Page and application data records
—————

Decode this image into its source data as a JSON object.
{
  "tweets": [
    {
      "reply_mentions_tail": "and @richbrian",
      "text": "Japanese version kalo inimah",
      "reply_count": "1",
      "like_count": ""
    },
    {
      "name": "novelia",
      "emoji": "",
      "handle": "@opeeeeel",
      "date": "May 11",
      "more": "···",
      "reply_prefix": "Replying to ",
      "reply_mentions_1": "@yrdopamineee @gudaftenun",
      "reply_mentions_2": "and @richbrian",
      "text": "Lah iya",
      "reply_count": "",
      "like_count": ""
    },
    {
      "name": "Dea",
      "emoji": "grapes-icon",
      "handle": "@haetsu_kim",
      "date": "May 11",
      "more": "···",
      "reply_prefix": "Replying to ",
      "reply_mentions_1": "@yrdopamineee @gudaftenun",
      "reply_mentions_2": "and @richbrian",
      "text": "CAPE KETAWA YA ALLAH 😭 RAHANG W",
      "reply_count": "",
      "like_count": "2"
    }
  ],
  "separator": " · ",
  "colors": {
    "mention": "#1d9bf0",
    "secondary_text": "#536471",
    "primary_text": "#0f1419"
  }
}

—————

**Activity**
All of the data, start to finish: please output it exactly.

**Output of the task**
Decode this image into its source data as a JSON object.
{
  "tweets": [
    {
      "reply_mentions_tail": "and @richbrian",
      "text": "Japanese version kalo inimah",
      "reply_count": "1",
      "like_count": ""
    },
    {
      "name": "novelia",
      "emoji": "",
      "handle": "@opeeeeel",
      "date": "May 11",
      "more": "···",
      "reply_prefix": "Replying to ",
      "reply_mentions_1": "@yrdopamineee @gudaftenun",
      "reply_mentions_2": "and @richbrian",
      "text": "Lah iya",
      "reply_count": "",
      "like_count": ""
    },
    {
      "name": "Dea",
      "emoji": "grapes-icon",
      "handle": "@haetsu_kim",
      "date": "May 11",
      "more": "···",
      "reply_prefix": "Replying to ",
      "reply_mentions_1": "@yrdopamineee @gudaftenun",
      "reply_mentions_2": "and @richbrian",
      "text": "CAPE KETAWA YA ALLAH 😭 RAHANG W",
      "reply_count": "",
      "like_count": "2"
    }
  ],
  "separator": " · ",
  "colors": {
    "mention": "#1d9bf0",
    "secondary_text": "#536471",
    "primary_text": "#0f1419"
  }
}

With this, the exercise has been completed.